Contingencies of Dispersed Identity in Lydia Minatoya’s The Strangeness of Beauty

Jane LilienfeldLincoln University
Vol. 23, No. 1 (Spring 2004), 91-105

This essay examines the relationship between local and global to ask how feminists may best engage the questions of race, class, and gender in the study of transnational, postmodern subjects. What common ground can be found among women from widely different locations, particularly in understanding the oppression of many different groups of the world’s women? The essay looks chiefly at the novel by Asian American author Lydia Minatoya to read the hybridity of transnational states of identity. The essay argues that Minatoya incorporates the history of Japanese empire-building in her fiction and memoir to demonstrate how identity is racialized and gendered in a particular locale and in historical and social context, thus suggesting that such identities occupy multiple sites of being.

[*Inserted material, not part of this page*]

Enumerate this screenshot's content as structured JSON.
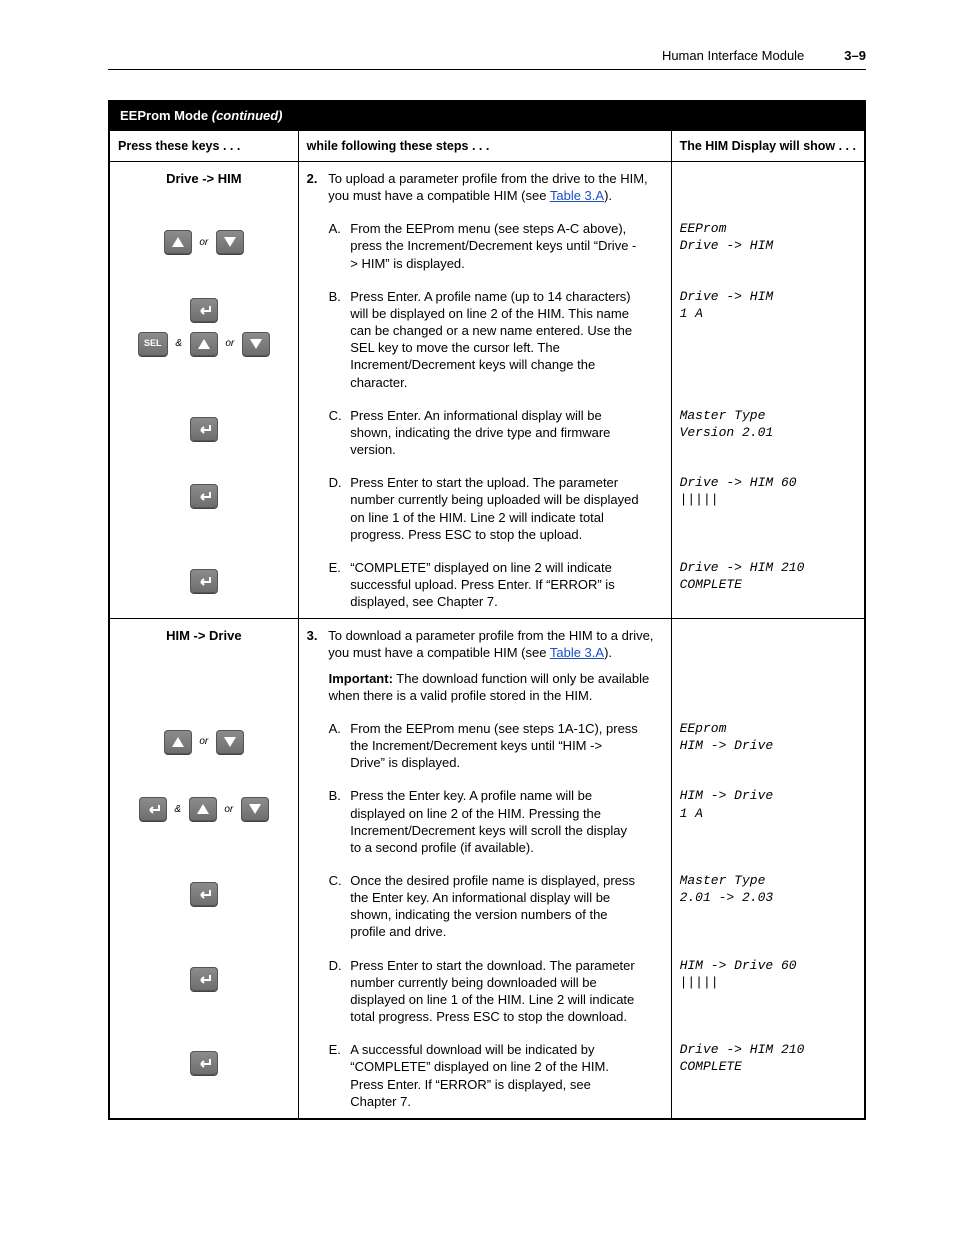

Mary Wollstonecraft Sojourner Truth Margaret Atwood Abigail Adams Amy Tan H.D. Simone de Beauvoir Zora Neale Hurston Frances Burney Virginia Woolf

"The white saxifrage with the indented leafe is moste commended for the breakinge of the Stone."

— Turner, Herbal, III, 68 [1568]